> **TASK GOAL**:
Entries follow. Set all of them down as they stand.

> **DATA RECORDS**:
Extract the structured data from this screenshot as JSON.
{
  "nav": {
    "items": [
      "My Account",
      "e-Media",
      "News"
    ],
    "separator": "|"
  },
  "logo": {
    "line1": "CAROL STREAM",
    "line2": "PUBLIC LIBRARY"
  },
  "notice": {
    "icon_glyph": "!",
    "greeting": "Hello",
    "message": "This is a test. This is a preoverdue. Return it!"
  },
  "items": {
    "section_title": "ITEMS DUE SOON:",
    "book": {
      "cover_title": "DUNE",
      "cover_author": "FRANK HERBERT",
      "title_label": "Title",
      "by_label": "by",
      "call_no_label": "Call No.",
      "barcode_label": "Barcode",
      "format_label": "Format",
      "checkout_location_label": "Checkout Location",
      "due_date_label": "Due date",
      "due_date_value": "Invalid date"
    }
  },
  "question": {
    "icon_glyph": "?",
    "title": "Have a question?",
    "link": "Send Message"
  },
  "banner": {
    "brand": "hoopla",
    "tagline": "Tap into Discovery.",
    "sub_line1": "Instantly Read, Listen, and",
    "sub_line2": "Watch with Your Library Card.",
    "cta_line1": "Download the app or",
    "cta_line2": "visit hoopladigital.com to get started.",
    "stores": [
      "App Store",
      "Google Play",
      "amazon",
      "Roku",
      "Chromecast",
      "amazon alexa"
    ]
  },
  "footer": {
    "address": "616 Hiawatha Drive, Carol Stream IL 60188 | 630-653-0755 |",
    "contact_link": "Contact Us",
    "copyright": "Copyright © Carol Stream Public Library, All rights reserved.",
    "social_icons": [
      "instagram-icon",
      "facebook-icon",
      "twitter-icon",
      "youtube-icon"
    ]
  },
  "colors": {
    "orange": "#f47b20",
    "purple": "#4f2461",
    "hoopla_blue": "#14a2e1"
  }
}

> **EXERCISE RESPONSE**:
Extract the structured data from this screenshot as JSON.
{
  "nav": {
    "items": [
      "My Account",
      "e-Media",
      "News"
    ],
    "separator": "|"
  },
  "logo": {
    "line1": "CAROL STREAM",
    "line2": "PUBLIC LIBRARY"
  },
  "notice": {
    "icon_glyph": "!",
    "greeting": "Hello",
    "message": "This is a test. This is a preoverdue. Return it!"
  },
  "items": {
    "section_title": "ITEMS DUE SOON:",
    "book": {
      "cover_title": "DUNE",
      "cover_author": "FRANK HERBERT",
      "title_label": "Title",
      "by_label": "by",
      "call_no_label": "Call No.",
      "barcode_label": "Barcode",
      "format_label": "Format",
      "checkout_location_label": "Checkout Location",
      "due_date_label": "Due date",
      "due_date_value": "Invalid date"
    }
  },
  "question": {
    "icon_glyph": "?",
    "title": "Have a question?",
    "link": "Send Message"
  },
  "banner": {
    "brand": "hoopla",
    "tagline": "Tap into Discovery.",
    "sub_line1": "Instantly Read, Listen, and",
    "sub_line2": "Watch with Your Library Card.",
    "cta_line1": "Download the app or",
    "cta_line2": "visit hoopladigital.com to get started.",
    "stores": [
      "App Store",
      "Google Play",
      "amazon",
      "Roku",
      "Chromecast",
      "amazon alexa"
    ]
  },
  "footer": {
    "address": "616 Hiawatha Drive, Carol Stream IL 60188 | 630-653-0755 |",
    "contact_link": "Contact Us",
    "copyright": "Copyright © Carol Stream Public Library, All rights reserved.",
    "social_icons": [
      "instagram-icon",
      "facebook-icon",
      "twitter-icon",
      "youtube-icon"
    ]
  },
  "colors": {
    "orange": "#f47b20",
    "purple": "#4f2461",
    "hoopla_blue": "#14a2e1"
  }
}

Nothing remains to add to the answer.